:: TRY IT ::
Determine how many lines in the records below contain "Mitteilungen", then state that number alone.

:: SUPPLIED ENTRIES ::
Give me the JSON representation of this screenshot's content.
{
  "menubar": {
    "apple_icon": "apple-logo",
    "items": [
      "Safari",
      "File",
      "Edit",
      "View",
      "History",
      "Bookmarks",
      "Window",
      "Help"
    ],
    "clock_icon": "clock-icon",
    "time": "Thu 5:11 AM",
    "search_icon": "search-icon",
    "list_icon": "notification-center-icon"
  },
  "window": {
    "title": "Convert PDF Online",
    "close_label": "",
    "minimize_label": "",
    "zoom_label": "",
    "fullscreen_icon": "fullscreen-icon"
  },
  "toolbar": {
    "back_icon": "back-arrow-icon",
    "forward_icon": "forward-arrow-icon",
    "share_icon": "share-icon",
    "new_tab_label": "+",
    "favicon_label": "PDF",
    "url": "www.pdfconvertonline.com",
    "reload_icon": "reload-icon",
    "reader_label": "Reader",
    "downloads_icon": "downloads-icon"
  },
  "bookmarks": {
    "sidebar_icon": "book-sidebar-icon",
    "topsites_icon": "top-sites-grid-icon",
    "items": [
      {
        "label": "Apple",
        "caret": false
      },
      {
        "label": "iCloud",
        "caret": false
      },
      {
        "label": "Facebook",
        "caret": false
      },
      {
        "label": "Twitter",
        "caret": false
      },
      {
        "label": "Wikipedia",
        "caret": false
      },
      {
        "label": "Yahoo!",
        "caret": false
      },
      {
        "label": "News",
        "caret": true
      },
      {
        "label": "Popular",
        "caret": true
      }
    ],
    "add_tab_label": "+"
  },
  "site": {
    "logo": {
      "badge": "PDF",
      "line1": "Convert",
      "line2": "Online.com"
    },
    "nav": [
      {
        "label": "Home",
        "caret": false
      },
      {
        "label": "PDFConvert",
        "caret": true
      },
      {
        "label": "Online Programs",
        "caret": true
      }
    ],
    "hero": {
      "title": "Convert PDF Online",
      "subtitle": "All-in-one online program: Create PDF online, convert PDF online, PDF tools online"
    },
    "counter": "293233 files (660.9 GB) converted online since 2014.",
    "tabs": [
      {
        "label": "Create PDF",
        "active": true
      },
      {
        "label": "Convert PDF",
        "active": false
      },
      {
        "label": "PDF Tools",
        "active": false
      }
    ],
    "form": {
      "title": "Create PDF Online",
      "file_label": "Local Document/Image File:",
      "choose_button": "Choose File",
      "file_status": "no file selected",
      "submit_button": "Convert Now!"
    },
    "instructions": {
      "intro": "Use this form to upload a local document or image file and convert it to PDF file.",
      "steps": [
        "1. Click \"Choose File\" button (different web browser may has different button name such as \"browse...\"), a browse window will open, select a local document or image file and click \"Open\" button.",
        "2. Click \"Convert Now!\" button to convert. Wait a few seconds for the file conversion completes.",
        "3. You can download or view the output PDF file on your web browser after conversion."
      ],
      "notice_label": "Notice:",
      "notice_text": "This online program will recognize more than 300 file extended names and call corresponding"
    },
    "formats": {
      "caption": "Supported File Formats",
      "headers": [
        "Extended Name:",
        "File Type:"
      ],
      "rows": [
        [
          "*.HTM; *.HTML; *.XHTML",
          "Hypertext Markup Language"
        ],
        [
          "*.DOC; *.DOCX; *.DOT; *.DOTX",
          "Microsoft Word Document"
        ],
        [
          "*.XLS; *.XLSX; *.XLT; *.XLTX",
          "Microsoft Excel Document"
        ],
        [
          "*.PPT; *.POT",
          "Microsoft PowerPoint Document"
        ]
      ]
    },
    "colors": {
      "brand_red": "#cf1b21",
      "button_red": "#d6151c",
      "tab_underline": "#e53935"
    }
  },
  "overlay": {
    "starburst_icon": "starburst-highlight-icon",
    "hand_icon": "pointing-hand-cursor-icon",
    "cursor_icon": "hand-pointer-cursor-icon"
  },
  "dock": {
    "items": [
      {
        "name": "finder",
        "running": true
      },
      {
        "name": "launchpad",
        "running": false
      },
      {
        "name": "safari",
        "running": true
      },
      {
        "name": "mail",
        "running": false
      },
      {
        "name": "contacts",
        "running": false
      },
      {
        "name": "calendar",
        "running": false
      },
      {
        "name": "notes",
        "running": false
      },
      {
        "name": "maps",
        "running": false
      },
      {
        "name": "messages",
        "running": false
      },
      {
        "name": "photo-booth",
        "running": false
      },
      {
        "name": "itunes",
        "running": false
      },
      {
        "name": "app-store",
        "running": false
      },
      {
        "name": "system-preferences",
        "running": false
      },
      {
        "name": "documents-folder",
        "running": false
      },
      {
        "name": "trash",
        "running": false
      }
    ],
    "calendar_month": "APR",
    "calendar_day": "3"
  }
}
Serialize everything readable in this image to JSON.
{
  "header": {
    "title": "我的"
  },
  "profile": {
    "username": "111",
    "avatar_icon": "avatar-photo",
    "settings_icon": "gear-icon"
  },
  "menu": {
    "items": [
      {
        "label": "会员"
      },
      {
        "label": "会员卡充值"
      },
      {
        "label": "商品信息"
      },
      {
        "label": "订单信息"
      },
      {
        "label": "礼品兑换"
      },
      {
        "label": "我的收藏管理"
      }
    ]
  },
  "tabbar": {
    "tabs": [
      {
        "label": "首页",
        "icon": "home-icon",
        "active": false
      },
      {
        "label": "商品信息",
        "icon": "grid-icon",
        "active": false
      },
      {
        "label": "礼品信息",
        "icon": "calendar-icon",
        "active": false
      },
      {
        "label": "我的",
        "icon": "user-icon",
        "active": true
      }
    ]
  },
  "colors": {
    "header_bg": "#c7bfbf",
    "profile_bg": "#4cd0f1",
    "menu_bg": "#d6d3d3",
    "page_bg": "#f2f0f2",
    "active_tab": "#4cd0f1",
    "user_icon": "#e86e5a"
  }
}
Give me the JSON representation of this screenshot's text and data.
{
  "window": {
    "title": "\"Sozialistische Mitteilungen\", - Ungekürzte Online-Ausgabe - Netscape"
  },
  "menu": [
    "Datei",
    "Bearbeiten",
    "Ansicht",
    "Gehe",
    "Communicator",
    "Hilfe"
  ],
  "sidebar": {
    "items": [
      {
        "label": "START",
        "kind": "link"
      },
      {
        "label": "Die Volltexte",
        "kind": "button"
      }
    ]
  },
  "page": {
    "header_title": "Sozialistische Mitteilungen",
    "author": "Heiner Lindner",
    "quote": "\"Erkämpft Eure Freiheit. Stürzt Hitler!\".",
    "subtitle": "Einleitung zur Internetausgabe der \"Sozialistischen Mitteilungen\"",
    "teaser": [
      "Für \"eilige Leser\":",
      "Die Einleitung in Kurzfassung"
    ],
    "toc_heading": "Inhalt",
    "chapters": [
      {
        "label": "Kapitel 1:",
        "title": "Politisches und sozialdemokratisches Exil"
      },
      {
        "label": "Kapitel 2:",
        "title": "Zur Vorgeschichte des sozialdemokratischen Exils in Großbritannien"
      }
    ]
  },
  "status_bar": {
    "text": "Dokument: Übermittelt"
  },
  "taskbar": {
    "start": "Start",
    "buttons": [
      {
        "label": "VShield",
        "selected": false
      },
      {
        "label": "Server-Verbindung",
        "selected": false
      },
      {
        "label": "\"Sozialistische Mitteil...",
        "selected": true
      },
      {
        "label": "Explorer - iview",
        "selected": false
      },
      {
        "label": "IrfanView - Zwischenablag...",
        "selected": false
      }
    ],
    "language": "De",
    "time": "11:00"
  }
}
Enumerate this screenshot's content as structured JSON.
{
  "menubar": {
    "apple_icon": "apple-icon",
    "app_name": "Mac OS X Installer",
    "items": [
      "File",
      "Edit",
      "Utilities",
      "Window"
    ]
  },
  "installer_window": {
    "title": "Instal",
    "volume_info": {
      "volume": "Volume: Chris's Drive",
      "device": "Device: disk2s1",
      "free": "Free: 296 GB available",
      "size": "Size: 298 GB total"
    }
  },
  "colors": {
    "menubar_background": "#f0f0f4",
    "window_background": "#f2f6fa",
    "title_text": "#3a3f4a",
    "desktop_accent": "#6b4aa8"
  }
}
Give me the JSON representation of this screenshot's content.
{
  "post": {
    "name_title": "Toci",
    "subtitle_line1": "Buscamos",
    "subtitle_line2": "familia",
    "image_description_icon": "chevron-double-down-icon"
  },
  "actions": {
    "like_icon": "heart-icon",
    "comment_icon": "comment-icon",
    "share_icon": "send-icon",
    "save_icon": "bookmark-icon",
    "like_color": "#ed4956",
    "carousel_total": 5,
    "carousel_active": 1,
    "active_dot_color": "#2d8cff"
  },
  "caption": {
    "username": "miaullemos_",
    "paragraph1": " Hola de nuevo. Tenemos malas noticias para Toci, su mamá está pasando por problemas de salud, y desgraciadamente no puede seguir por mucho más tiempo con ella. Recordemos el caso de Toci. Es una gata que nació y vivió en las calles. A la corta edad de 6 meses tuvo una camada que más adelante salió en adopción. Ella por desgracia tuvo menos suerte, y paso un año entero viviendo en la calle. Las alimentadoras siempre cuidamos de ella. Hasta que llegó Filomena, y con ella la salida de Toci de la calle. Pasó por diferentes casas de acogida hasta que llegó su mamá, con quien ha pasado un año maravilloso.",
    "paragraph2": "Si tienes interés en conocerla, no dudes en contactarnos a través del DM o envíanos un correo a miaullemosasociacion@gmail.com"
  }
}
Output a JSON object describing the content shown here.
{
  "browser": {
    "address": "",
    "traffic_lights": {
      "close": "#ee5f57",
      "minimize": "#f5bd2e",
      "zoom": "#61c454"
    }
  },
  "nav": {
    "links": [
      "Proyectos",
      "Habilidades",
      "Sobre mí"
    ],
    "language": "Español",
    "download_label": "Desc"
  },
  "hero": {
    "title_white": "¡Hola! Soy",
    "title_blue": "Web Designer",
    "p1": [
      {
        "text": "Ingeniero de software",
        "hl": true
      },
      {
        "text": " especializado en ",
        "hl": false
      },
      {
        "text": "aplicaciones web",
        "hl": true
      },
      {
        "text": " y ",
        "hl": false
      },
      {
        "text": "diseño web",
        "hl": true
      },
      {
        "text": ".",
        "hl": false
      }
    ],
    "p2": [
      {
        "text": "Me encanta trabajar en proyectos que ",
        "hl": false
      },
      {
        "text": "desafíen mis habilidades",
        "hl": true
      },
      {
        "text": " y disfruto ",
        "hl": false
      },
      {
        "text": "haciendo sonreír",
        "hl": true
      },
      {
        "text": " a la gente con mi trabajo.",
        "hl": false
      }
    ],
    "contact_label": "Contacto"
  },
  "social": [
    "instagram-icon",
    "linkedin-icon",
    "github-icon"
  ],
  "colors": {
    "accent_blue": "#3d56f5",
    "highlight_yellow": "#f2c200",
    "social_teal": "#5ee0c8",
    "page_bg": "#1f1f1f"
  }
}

:: SOLUTION BELOW ::
3